The challenge for Beijing is that many of Hong Kong’s young people, rather than growing to accept China’s growing role in the city’s affairs, have become further estranged from the mainland and are increasingly warming to a localism movement that puts the city’s autonomy, interests and culture first.
“Hong Kong youths are now more eager to step up and say we’re Hong Kongers, we love Hong Kong and distinguish ourselves from the Chinese. There is a very strong Hong Kong identity, and this will not waver,” said University of Hong Kong‘s Student Union president Wong Ching-tak, 20.
Disqualified legislators Leung and Yau hope identity will mobilize supporters when the next battleground issue crops up.

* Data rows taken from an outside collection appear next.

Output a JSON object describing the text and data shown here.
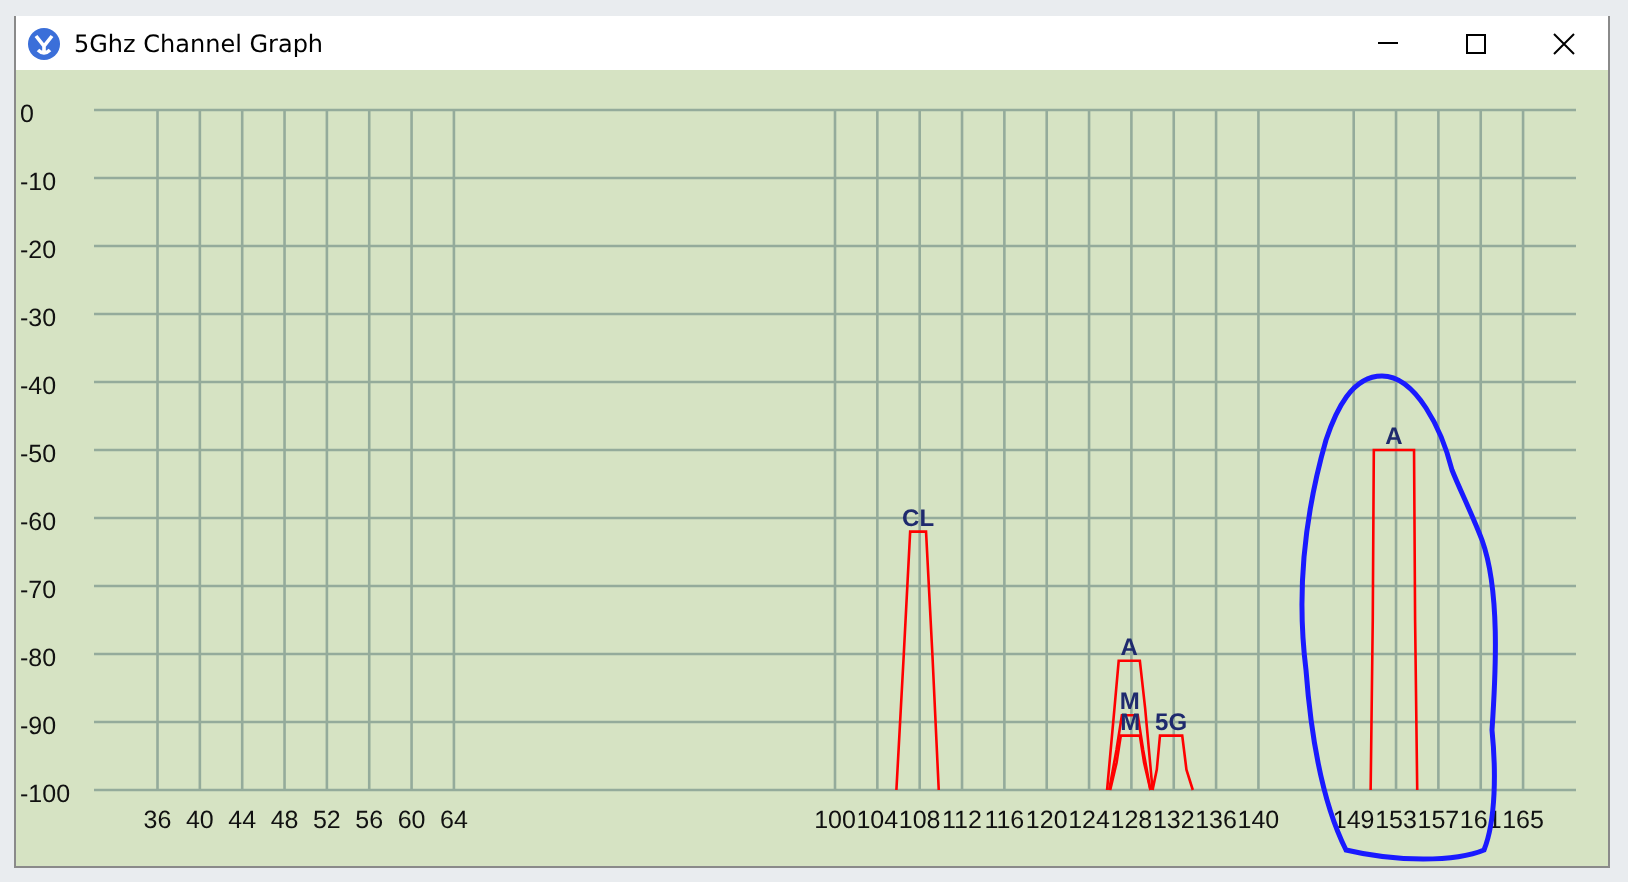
{
  "window": {
    "title": "5Ghz Channel Graph"
  },
  "graph": {
    "chart_data": {
      "type": "line",
      "grid": true,
      "ylim": [
        -100,
        0
      ],
      "xlim": [
        30,
        170
      ],
      "yticks": [
        0,
        -10,
        -20,
        -30,
        -40,
        -50,
        -60,
        -70,
        -80,
        -90,
        -100
      ],
      "xticks": [
        36,
        40,
        44,
        48,
        52,
        56,
        60,
        64,
        100,
        104,
        108,
        112,
        116,
        120,
        124,
        128,
        132,
        136,
        140,
        149,
        153,
        157,
        161,
        165
      ],
      "series": [
        {
          "name": "CL",
          "color": "#ff0000",
          "x": [
            105.8,
            106.5,
            107.1,
            108.6,
            109.2,
            109.8
          ],
          "values": [
            -100,
            -80,
            -62,
            -62,
            -80,
            -100
          ]
        },
        {
          "name": "A",
          "color": "#ff0000",
          "x": [
            125.7,
            126.4,
            126.8,
            128.8,
            129.3,
            130.0
          ],
          "values": [
            -100,
            -88,
            -81,
            -81,
            -88,
            -100
          ]
        },
        {
          "name": "M",
          "color": "#ff0000",
          "x": [
            125.9,
            126.6,
            127.1,
            128.6,
            129.1,
            129.8
          ],
          "values": [
            -100,
            -94,
            -89,
            -89,
            -94,
            -100
          ]
        },
        {
          "name": "M",
          "color": "#ff0000",
          "x": [
            126.0,
            126.6,
            127.0,
            128.8,
            129.2,
            129.8
          ],
          "values": [
            -100,
            -96,
            -92,
            -92,
            -96,
            -100
          ]
        },
        {
          "name": "5G",
          "color": "#ff0000",
          "x": [
            130.0,
            130.4,
            130.7,
            132.8,
            133.2,
            133.8
          ],
          "values": [
            -100,
            -97,
            -92,
            -92,
            -97,
            -100
          ]
        },
        {
          "name": "A",
          "color": "#ff0000",
          "x": [
            150.6,
            150.8,
            150.9,
            154.7,
            154.8,
            155.0
          ],
          "values": [
            -100,
            -75,
            -50,
            -50,
            -75,
            -100
          ]
        }
      ]
    }
  }
}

“There will be a last war … There will be a very large-scale social movement that emerges,” Leung said. “And it will determine whether there’s still a road ahead for Hong Kong as we know it, or not.”